Identify, in the records below, every line where the string "Create" appears, and copy each such line.
=== EXERCISE DATA ===
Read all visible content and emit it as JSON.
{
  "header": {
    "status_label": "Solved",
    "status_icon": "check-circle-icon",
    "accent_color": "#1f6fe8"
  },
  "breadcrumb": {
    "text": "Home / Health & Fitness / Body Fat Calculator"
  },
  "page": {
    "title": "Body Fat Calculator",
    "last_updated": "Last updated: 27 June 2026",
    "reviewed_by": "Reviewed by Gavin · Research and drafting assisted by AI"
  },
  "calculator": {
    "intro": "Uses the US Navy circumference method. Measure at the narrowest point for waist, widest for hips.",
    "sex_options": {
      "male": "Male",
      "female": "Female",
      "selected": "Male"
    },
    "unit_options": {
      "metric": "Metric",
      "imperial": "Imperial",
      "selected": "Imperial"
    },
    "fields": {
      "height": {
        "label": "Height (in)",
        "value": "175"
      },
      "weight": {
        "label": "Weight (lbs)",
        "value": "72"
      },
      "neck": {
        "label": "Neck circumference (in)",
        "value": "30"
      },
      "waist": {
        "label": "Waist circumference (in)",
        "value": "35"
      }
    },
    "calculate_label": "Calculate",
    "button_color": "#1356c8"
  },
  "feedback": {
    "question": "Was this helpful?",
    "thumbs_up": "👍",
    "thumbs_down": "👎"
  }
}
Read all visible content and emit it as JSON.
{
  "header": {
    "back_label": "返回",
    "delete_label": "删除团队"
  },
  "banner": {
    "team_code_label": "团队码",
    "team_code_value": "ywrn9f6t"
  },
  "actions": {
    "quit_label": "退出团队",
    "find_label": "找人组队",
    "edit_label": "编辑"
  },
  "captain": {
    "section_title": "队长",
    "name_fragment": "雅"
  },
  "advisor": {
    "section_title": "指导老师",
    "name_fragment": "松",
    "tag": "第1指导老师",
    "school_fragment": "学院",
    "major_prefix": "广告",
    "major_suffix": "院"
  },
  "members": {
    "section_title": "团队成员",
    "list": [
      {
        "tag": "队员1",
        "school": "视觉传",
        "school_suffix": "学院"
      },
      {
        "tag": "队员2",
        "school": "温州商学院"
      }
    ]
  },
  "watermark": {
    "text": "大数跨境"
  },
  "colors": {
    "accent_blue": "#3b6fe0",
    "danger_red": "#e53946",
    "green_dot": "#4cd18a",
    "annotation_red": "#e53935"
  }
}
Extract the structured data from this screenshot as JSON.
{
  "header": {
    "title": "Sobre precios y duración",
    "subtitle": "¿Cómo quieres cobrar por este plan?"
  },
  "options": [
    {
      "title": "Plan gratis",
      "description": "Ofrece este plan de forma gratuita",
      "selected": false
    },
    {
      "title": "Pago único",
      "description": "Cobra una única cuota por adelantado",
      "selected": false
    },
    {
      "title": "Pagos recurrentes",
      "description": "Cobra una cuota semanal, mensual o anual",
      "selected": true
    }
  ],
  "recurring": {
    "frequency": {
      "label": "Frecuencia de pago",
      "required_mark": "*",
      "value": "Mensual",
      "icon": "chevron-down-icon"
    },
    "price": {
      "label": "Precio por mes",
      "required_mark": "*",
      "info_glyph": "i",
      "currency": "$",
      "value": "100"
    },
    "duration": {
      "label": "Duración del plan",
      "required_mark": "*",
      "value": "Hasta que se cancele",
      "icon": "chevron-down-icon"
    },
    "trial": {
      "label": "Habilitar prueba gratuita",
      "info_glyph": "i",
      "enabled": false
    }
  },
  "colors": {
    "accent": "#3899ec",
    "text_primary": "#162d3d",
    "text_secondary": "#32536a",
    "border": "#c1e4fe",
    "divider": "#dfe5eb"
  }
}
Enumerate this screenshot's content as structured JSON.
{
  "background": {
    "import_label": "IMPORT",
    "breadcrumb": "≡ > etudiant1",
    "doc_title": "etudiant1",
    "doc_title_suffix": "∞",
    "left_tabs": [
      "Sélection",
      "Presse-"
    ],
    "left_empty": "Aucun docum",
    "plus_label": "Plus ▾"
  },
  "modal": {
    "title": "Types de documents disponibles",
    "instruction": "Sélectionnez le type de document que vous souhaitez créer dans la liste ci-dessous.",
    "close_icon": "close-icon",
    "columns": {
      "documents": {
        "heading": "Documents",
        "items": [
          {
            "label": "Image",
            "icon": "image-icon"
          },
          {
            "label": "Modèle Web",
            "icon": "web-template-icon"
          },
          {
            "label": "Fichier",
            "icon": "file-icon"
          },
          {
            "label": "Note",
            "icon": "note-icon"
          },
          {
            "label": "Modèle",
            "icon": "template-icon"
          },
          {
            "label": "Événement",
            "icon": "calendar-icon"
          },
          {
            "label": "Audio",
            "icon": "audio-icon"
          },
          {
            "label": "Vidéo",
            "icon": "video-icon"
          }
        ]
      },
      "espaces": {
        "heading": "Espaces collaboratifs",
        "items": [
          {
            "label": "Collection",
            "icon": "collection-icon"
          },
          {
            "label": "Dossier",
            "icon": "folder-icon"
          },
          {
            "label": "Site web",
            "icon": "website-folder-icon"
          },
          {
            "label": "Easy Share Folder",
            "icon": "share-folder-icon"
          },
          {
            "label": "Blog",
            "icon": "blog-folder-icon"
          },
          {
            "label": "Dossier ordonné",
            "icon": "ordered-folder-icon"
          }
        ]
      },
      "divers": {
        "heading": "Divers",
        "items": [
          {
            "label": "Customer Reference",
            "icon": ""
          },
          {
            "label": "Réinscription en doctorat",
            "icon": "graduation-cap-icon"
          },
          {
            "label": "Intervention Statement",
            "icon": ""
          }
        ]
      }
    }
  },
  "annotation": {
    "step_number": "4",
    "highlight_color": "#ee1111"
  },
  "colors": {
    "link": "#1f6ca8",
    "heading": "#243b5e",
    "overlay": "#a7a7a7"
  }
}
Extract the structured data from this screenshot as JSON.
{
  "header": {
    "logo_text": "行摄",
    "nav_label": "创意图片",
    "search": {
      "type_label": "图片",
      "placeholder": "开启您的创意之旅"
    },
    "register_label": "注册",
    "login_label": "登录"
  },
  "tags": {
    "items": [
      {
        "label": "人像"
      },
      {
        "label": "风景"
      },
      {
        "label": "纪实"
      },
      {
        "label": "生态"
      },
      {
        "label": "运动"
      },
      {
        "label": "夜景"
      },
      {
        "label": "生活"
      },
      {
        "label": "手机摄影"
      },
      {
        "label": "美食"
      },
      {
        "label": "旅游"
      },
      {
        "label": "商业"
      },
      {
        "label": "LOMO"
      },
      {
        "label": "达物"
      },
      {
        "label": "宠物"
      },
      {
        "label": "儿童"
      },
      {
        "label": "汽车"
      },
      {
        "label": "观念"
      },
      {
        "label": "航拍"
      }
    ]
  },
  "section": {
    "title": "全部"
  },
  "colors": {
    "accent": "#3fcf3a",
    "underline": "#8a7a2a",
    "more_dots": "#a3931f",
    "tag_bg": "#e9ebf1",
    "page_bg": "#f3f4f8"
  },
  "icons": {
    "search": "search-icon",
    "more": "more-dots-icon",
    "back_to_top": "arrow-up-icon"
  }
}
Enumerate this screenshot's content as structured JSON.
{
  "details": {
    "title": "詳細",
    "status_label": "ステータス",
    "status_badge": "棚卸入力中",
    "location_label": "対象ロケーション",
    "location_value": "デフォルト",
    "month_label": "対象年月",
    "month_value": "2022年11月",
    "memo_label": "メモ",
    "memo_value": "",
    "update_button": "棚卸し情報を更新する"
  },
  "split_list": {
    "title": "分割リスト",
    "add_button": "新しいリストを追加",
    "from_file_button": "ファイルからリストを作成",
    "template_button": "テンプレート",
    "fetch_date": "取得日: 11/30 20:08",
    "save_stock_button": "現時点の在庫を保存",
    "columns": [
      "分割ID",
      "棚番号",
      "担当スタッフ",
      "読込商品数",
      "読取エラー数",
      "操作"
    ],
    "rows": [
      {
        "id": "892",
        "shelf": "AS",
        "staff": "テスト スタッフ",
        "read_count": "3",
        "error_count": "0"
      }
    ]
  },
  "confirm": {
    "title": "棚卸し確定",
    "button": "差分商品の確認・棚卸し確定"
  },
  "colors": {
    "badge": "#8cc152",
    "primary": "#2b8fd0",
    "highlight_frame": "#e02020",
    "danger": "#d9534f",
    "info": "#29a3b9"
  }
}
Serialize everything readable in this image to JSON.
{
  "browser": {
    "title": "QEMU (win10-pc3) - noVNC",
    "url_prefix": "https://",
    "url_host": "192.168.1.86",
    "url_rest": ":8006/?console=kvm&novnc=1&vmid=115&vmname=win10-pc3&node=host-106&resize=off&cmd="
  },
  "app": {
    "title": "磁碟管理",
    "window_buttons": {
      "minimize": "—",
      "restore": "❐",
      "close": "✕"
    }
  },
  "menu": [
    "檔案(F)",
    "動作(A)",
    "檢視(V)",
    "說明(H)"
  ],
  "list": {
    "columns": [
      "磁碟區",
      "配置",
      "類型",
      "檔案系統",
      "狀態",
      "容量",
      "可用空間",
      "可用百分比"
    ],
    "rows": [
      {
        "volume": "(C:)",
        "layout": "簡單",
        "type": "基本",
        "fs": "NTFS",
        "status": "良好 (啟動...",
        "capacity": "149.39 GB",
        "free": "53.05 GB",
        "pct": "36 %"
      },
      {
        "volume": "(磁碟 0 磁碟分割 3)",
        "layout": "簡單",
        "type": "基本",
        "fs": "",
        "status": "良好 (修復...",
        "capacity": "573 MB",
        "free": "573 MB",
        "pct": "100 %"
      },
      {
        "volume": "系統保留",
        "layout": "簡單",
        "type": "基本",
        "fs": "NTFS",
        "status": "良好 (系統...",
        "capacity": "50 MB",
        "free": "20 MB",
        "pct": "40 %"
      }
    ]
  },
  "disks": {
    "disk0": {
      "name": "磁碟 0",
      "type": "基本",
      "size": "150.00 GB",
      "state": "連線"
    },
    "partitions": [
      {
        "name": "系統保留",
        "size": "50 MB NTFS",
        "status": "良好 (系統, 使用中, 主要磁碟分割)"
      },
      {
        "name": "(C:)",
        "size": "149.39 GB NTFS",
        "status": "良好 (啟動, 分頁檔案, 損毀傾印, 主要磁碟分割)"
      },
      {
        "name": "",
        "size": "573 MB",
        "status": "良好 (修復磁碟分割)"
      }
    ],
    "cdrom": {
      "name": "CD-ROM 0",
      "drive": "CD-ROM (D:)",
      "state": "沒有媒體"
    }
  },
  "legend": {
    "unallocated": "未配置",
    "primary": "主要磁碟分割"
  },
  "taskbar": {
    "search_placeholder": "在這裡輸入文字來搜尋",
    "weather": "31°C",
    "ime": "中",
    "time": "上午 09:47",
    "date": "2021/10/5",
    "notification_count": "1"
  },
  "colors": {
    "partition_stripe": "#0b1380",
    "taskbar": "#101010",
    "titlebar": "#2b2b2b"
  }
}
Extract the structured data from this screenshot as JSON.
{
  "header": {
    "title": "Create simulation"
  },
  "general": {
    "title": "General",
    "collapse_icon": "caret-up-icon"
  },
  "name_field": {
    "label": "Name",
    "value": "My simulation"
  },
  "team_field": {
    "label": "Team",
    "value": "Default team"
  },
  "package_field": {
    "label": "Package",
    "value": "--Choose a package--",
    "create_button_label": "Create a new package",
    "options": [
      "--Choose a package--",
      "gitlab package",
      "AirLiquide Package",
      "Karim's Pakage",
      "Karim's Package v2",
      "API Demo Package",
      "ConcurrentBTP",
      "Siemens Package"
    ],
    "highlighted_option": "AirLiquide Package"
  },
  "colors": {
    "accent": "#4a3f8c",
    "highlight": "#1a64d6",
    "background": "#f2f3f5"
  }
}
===
SOLUTION FOR THIS EXERCISE.
    "title": "Create simulation"
    "create_button_label": "Create a new package",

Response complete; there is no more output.